• ACTIVITY
Copy every entry word for word, but skip the pictures.

• DATA EXTRACTS

-- -- --

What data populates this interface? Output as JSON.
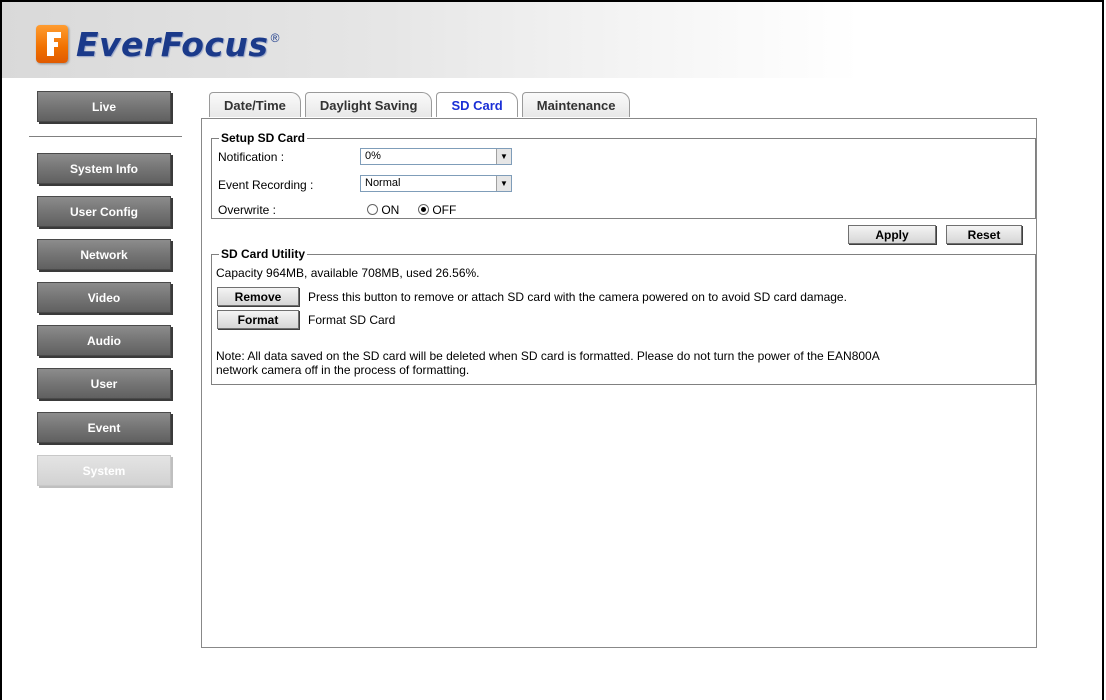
{
  "header": {
    "logo_text": "EverFocus",
    "logo_reg": "®"
  },
  "sidebar": {
    "items": [
      {
        "label": "Live"
      },
      {
        "label": "System Info"
      },
      {
        "label": "User Config"
      },
      {
        "label": "Network"
      },
      {
        "label": "Video"
      },
      {
        "label": "Audio"
      },
      {
        "label": "User"
      },
      {
        "label": "Event"
      },
      {
        "label": "System",
        "active": true
      }
    ]
  },
  "tabs": [
    {
      "label": "Date/Time"
    },
    {
      "label": "Daylight Saving"
    },
    {
      "label": "SD Card",
      "active": true
    },
    {
      "label": "Maintenance"
    }
  ],
  "setup": {
    "legend": "Setup SD Card",
    "notification_label": "Notification :",
    "notification_value": "0%",
    "event_recording_label": "Event Recording :",
    "event_recording_value": "Normal",
    "overwrite_label": "Overwrite :",
    "overwrite_on": "ON",
    "overwrite_off": "OFF",
    "overwrite_selected": "OFF"
  },
  "actions": {
    "apply": "Apply",
    "reset": "Reset"
  },
  "utility": {
    "legend": "SD Card Utility",
    "capacity": "Capacity 964MB, available 708MB, used 26.56%.",
    "remove_button": "Remove",
    "remove_desc": "Press this button to remove or attach SD card with the camera powered on to avoid SD card damage.",
    "format_button": "Format",
    "format_desc": "Format SD Card",
    "note_line1": "Note: All data saved on the SD card will be deleted when SD card is formatted. Please do not turn the power of the EAN800A",
    "note_line2": "network camera off in the process of formatting."
  },
  "colors": {
    "logo_orange": "#f07000",
    "logo_blue": "#1b3a8a",
    "active_tab": "#1a2fd6",
    "side_button": "#777777"
  },
  "icons": {
    "logo": "everfocus-f-logo",
    "dropdown": "chevron-down-icon",
    "radio": "radio-icon"
  }
}
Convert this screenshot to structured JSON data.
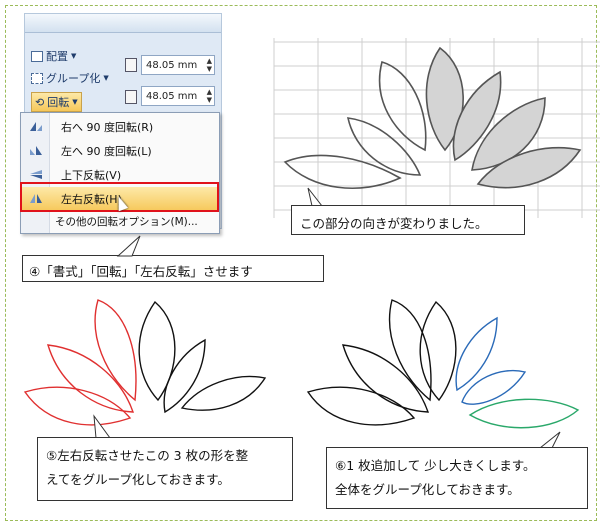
{
  "ribbon": {
    "arrange_label": "配置",
    "group_label": "グループ化",
    "rotate_label": "回転",
    "height_value": "48.05 mm",
    "width_value": "48.05 mm"
  },
  "rotate_menu": {
    "items": [
      {
        "label": "右へ 90 度回転(R)"
      },
      {
        "label": "左へ 90 度回転(L)"
      },
      {
        "label": "上下反転(V)"
      },
      {
        "label": "左右反転(H)"
      },
      {
        "label": "その他の回転オプション(M)..."
      }
    ],
    "selected_index": 3
  },
  "callouts": {
    "step4": "④「書式」「回転」「左右反転」させます",
    "direction_changed": "この部分の向きが変わりました。",
    "step5_line1": "⑤左右反転させたこの 3 枚の形を整",
    "step5_line2": "えてをグループ化しておきます。",
    "step6_line1": "⑥1 枚追加して  少し大きくします。",
    "step6_line2": "全体をグループ化しておきます。"
  },
  "colors": {
    "frame": "#9bbb59",
    "highlight_box": "#e0121b",
    "petal_red": "#e03030",
    "petal_blue": "#2a6ab8",
    "petal_green": "#2aa86a",
    "petal_fill": "#d4d4d4"
  }
}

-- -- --

• SOLUTION TO THIS PROBLEM
What data populates this interface? Output as JSON.
{
  "header": {
    "logo_text": "EverFocus",
    "logo_reg": "®"
  },
  "sidebar": {
    "items": [
      {
        "label": "Live"
      },
      {
        "label": "System Info"
      },
      {
        "label": "User Config"
      },
      {
        "label": "Network"
      },
      {
        "label": "Video"
      },
      {
        "label": "Audio"
      },
      {
        "label": "User"
      },
      {
        "label": "Event"
      },
      {
        "label": "System",
        "active": true
      }
    ]
  },
  "tabs": [
    {
      "label": "Date/Time"
    },
    {
      "label": "Daylight Saving"
    },
    {
      "label": "SD Card",
      "active": true
    },
    {
      "label": "Maintenance"
    }
  ],
  "setup": {
    "legend": "Setup SD Card",
    "notification_label": "Notification :",
    "notification_value": "0%",
    "event_recording_label": "Event Recording :",
    "event_recording_value": "Normal",
    "overwrite_label": "Overwrite :",
    "overwrite_on": "ON",
    "overwrite_off": "OFF",
    "overwrite_selected": "OFF"
  },
  "actions": {
    "apply": "Apply",
    "reset": "Reset"
  },
  "utility": {
    "legend": "SD Card Utility",
    "capacity": "Capacity 964MB, available 708MB, used 26.56%.",
    "remove_button": "Remove",
    "remove_desc": "Press this button to remove or attach SD card with the camera powered on to avoid SD card damage.",
    "format_button": "Format",
    "format_desc": "Format SD Card",
    "note_line1": "Note: All data saved on the SD card will be deleted when SD card is formatted. Please do not turn the power of the EAN800A",
    "note_line2": "network camera off in the process of formatting."
  },
  "colors": {
    "logo_orange": "#f07000",
    "logo_blue": "#1b3a8a",
    "active_tab": "#1a2fd6",
    "side_button": "#777777"
  },
  "icons": {
    "logo": "everfocus-f-logo",
    "dropdown": "chevron-down-icon",
    "radio": "radio-icon"
  }
}
Convert this screenshot to structured JSON data.
{
  "ribbon": {
    "arrange_label": "配置",
    "group_label": "グループ化",
    "rotate_label": "回転",
    "height_value": "48.05 mm",
    "width_value": "48.05 mm"
  },
  "rotate_menu": {
    "items": [
      {
        "label": "右へ 90 度回転(R)"
      },
      {
        "label": "左へ 90 度回転(L)"
      },
      {
        "label": "上下反転(V)"
      },
      {
        "label": "左右反転(H)"
      },
      {
        "label": "その他の回転オプション(M)..."
      }
    ],
    "selected_index": 3
  },
  "callouts": {
    "step4": "④「書式」「回転」「左右反転」させます",
    "direction_changed": "この部分の向きが変わりました。",
    "step5_line1": "⑤左右反転させたこの 3 枚の形を整",
    "step5_line2": "えてをグループ化しておきます。",
    "step6_line1": "⑥1 枚追加して  少し大きくします。",
    "step6_line2": "全体をグループ化しておきます。"
  },
  "colors": {
    "frame": "#9bbb59",
    "highlight_box": "#e0121b",
    "petal_red": "#e03030",
    "petal_blue": "#2a6ab8",
    "petal_green": "#2aa86a",
    "petal_fill": "#d4d4d4"
  }
}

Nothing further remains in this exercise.